'Death of a Salesman' tells a timeless story of lost dreams.
By L. CROW
If you're in the mood for a classic American play, some great, serious drama performed by a superb cast, surrounded by a spectacular set, then grab a few hankies and head out to the Oakland. "Death of a Salesman," the very sad, tragic tale of guilt and regret, will be onstage for two more weekends.
The story is about a traveling salesman, Willy Loman, whose life is crumbling away. At age 63, he sees himself as a failure, and suffers mental torture as he experiences flashbacks of key events that shaped the outcome of his life. Basing his whole existence on shallow appearances, he sees a lifetime of errors of judgment reflected in his two useless sons. But perhaps Willy's biggest mistake was to never question his values or his authenticity, and now, as his life nears the end, he is tormented by nothing but questions. The play takes place in the last 24 hours before his suicide.
The main energy of this play revolves around the relationships among the four Lomans: Willy (Charles Simon), his wife, Linda (Jane Hill), and his sons, Biff (James McClellan) and Happy (Ed Walsh). Each reacts to Willy's increasing insanity in his or her own way, but it is the dynamics between Biff and Willy that create the most uncomfortable tension throughout the performance.
Biff, a self-admitted loser, is probably the only member of the family who faces reality. He is a wanderer, a petty thief, in and out of jail, and clueless as to what his life is about. But somewhere, we sense that deep within there lies a good person, longing to live a life that is right.

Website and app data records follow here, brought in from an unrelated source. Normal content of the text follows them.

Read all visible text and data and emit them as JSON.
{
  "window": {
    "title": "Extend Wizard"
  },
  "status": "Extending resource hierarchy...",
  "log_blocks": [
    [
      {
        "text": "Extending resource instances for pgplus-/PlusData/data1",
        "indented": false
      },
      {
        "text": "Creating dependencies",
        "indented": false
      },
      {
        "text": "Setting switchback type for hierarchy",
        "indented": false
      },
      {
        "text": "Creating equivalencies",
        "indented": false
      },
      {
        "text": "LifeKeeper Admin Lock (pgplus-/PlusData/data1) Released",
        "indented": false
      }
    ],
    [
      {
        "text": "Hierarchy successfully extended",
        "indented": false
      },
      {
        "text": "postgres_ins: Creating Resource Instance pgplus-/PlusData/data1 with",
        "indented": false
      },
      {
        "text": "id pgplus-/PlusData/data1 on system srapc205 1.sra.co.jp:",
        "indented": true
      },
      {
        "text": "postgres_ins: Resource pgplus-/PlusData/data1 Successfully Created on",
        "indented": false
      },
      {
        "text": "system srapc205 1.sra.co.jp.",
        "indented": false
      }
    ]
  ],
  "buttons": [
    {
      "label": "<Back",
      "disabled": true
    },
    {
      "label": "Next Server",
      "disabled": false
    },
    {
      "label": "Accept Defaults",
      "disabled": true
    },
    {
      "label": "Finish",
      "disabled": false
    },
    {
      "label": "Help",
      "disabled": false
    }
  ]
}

Growing up, he was the love of Willy's life, undisciplined and placed on a pedestal. He likewise doted on his father, until an incident burst his bubble of hero worship and his life came crashing down. His soul is just as tormented as Willy's and we feel pity for him most of all, believing there is still hope that he might escape and break out of the mold. In the end, it all comes to a head in a violent and emotional showdown between the two. Simon and McClellan masterfully paced their building of intensity, and this final outburst was heart-stopping, the epitome of hopelessness and despair.
Devoted, frightened wife
Linda is the devoted housewife who dares not question her husband. Aware of Willy's suicide attempts, she frantically presses to stay one step ahead of him, surrounding him with a wall of protection and demanding his respect from her sons. In the end, all of her efforts are in vain, and she is left to face her own wasted life alone. Hill's performance was magnificent.
Happy, on the other hand, has become Willy's reflection of all that is immoral, selfish and lacking in integrity. He has an insatiable appetite for acquiring that which has no value, and is probably the one character that could help Willy, yet the two barely seem to notice each other. Walsh did a superb job in bringing this unlikable character to life.
The most evil character, however, is the ghost of Willy's dead brother, Ben (Tommy O'Donnell), who appears, reminding Willy of what could have been, and ultimately taunting him to his death.
Congratulations to director Mike Hinge and his talented cast and crew for this exceptional production of a very difficult play.
It continues through March 25, Fridays and Saturdays at 8 p.m. There is one Sunday matinee, next Sunday at 2 p.m. For more information, call (330) 746-0404.